__TASK OBJECTIVE__: Write out every entry exactly as it appears, omitting the pictures.

__SUPPLIED RECORDS__:
——————————

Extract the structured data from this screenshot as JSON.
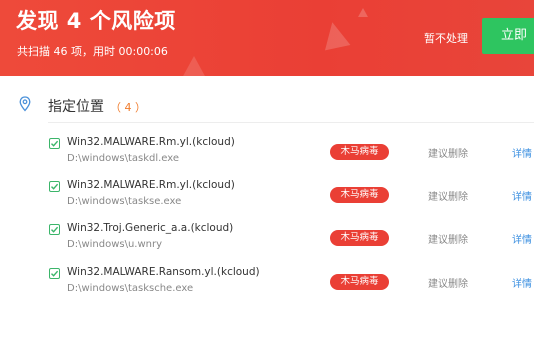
{
  "header": {
    "title": "发现 4 个风险项",
    "subtitle": "共扫描 46 项，用时 00:00:06",
    "ignore_label": "暂不处理",
    "fix_label": "立即"
  },
  "section": {
    "title": "指定位置",
    "count": "（ 4 ）"
  },
  "items": [
    {
      "name": "Win32.MALWARE.Rm.yl.(kcloud)",
      "path": "D:\\windows\\taskdl.exe",
      "type": "木马病毒",
      "suggestion": "建议删除",
      "detail": "详情"
    },
    {
      "name": "Win32.MALWARE.Rm.yl.(kcloud)",
      "path": "D:\\windows\\taskse.exe",
      "type": "木马病毒",
      "suggestion": "建议删除",
      "detail": "详情"
    },
    {
      "name": "Win32.Troj.Generic_a.a.(kcloud)",
      "path": "D:\\windows\\u.wnry",
      "type": "木马病毒",
      "suggestion": "建议删除",
      "detail": "详情"
    },
    {
      "name": "Win32.MALWARE.Ransom.yl.(kcloud)",
      "path": "D:\\windows\\tasksche.exe",
      "type": "木马病毒",
      "suggestion": "建议删除",
      "detail": "详情"
    }
  ],
  "colors": {
    "header_red": "#ea3f35",
    "fix_green": "#2ec560",
    "badge_red": "#ea3f35",
    "count_orange": "#f07a2a",
    "link_blue": "#3b8fe0",
    "check_green": "#3bb56a"
  },
  "icons": {
    "section": "location-pin-icon",
    "row_check": "checkbox-checked-icon"
  }
}
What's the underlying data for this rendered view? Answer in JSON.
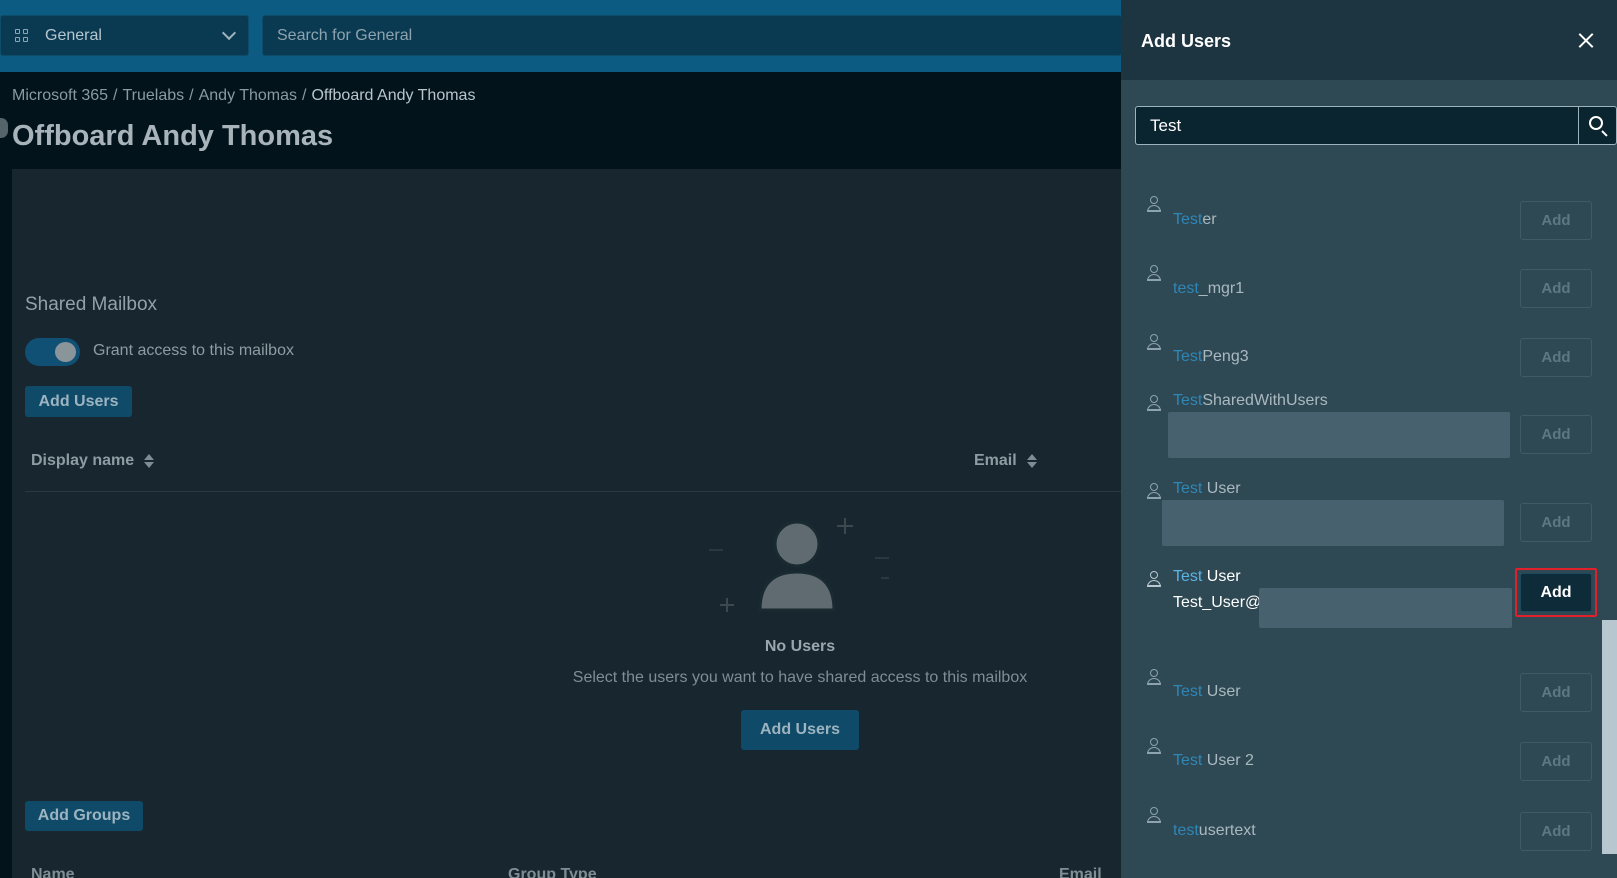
{
  "topbar": {
    "workspace": "General",
    "search_placeholder": "Search for General"
  },
  "breadcrumb": {
    "items": [
      "Microsoft 365",
      "Truelabs",
      "Andy Thomas"
    ],
    "current": "Offboard Andy Thomas",
    "separator": "/"
  },
  "page_title": "Offboard Andy Thomas",
  "shared_mailbox": {
    "section_title": "Shared Mailbox",
    "grant_access_label": "Grant access to this mailbox",
    "grant_access_enabled": true,
    "add_users_label": "Add Users",
    "columns": {
      "display_name": "Display name",
      "email": "Email"
    },
    "empty_title": "No Users",
    "empty_subtitle": "Select the users you want to have shared access to this mailbox",
    "empty_add_users_label": "Add Users"
  },
  "groups": {
    "add_groups_label": "Add Groups",
    "columns": {
      "name": "Name",
      "group_type": "Group Type",
      "email": "Email"
    }
  },
  "panel": {
    "title": "Add Users",
    "search_value": "Test",
    "results": [
      {
        "match": "Test",
        "rest": "er",
        "add_label": "Add"
      },
      {
        "match": "test",
        "rest": "_mgr1",
        "add_label": "Add"
      },
      {
        "match": "Test",
        "rest": "Peng3",
        "add_label": "Add"
      },
      {
        "match": "Test",
        "rest": "SharedWithUsers",
        "add_label": "Add"
      },
      {
        "match": "Test",
        "rest": " User",
        "add_label": "Add"
      },
      {
        "match": "Test",
        "rest": " User",
        "email": "Test_User@",
        "add_label": "Add"
      },
      {
        "match": "Test",
        "rest": " User",
        "add_label": "Add"
      },
      {
        "match": "Test",
        "rest": " User 2",
        "add_label": "Add"
      },
      {
        "match": "test",
        "rest": "usertext",
        "add_label": "Add"
      }
    ]
  },
  "colors": {
    "topbar": "#0b5b82",
    "panel_bg": "#2f4954",
    "highlight": "#2e86b6",
    "focus_ring": "#e0202a"
  }
}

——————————

__ANSWER TO THE PROBLEM__:
Extract the structured data from this screenshot as JSON.
{
  "header": {
    "title": "发现 4 个风险项",
    "subtitle": "共扫描 46 项，用时 00:00:06",
    "ignore_label": "暂不处理",
    "fix_label": "立即"
  },
  "section": {
    "title": "指定位置",
    "count": "（ 4 ）"
  },
  "items": [
    {
      "name": "Win32.MALWARE.Rm.yl.(kcloud)",
      "path": "D:\\windows\\taskdl.exe",
      "type": "木马病毒",
      "suggestion": "建议删除",
      "detail": "详情"
    },
    {
      "name": "Win32.MALWARE.Rm.yl.(kcloud)",
      "path": "D:\\windows\\taskse.exe",
      "type": "木马病毒",
      "suggestion": "建议删除",
      "detail": "详情"
    },
    {
      "name": "Win32.Troj.Generic_a.a.(kcloud)",
      "path": "D:\\windows\\u.wnry",
      "type": "木马病毒",
      "suggestion": "建议删除",
      "detail": "详情"
    },
    {
      "name": "Win32.MALWARE.Ransom.yl.(kcloud)",
      "path": "D:\\windows\\tasksche.exe",
      "type": "木马病毒",
      "suggestion": "建议删除",
      "detail": "详情"
    }
  ],
  "colors": {
    "header_red": "#ea3f35",
    "fix_green": "#2ec560",
    "badge_red": "#ea3f35",
    "count_orange": "#f07a2a",
    "link_blue": "#3b8fe0",
    "check_green": "#3bb56a"
  },
  "icons": {
    "section": "location-pin-icon",
    "row_check": "checkbox-checked-icon"
  }
}
What's the underlying data for this rendered view? Answer in JSON.
{
  "topbar": {
    "workspace": "General",
    "search_placeholder": "Search for General"
  },
  "breadcrumb": {
    "items": [
      "Microsoft 365",
      "Truelabs",
      "Andy Thomas"
    ],
    "current": "Offboard Andy Thomas",
    "separator": "/"
  },
  "page_title": "Offboard Andy Thomas",
  "shared_mailbox": {
    "section_title": "Shared Mailbox",
    "grant_access_label": "Grant access to this mailbox",
    "grant_access_enabled": true,
    "add_users_label": "Add Users",
    "columns": {
      "display_name": "Display name",
      "email": "Email"
    },
    "empty_title": "No Users",
    "empty_subtitle": "Select the users you want to have shared access to this mailbox",
    "empty_add_users_label": "Add Users"
  },
  "groups": {
    "add_groups_label": "Add Groups",
    "columns": {
      "name": "Name",
      "group_type": "Group Type",
      "email": "Email"
    }
  },
  "panel": {
    "title": "Add Users",
    "search_value": "Test",
    "results": [
      {
        "match": "Test",
        "rest": "er",
        "add_label": "Add"
      },
      {
        "match": "test",
        "rest": "_mgr1",
        "add_label": "Add"
      },
      {
        "match": "Test",
        "rest": "Peng3",
        "add_label": "Add"
      },
      {
        "match": "Test",
        "rest": "SharedWithUsers",
        "add_label": "Add"
      },
      {
        "match": "Test",
        "rest": " User",
        "add_label": "Add"
      },
      {
        "match": "Test",
        "rest": " User",
        "email": "Test_User@",
        "add_label": "Add"
      },
      {
        "match": "Test",
        "rest": " User",
        "add_label": "Add"
      },
      {
        "match": "Test",
        "rest": " User 2",
        "add_label": "Add"
      },
      {
        "match": "test",
        "rest": "usertext",
        "add_label": "Add"
      }
    ]
  },
  "colors": {
    "topbar": "#0b5b82",
    "panel_bg": "#2f4954",
    "highlight": "#2e86b6",
    "focus_ring": "#e0202a"
  }
}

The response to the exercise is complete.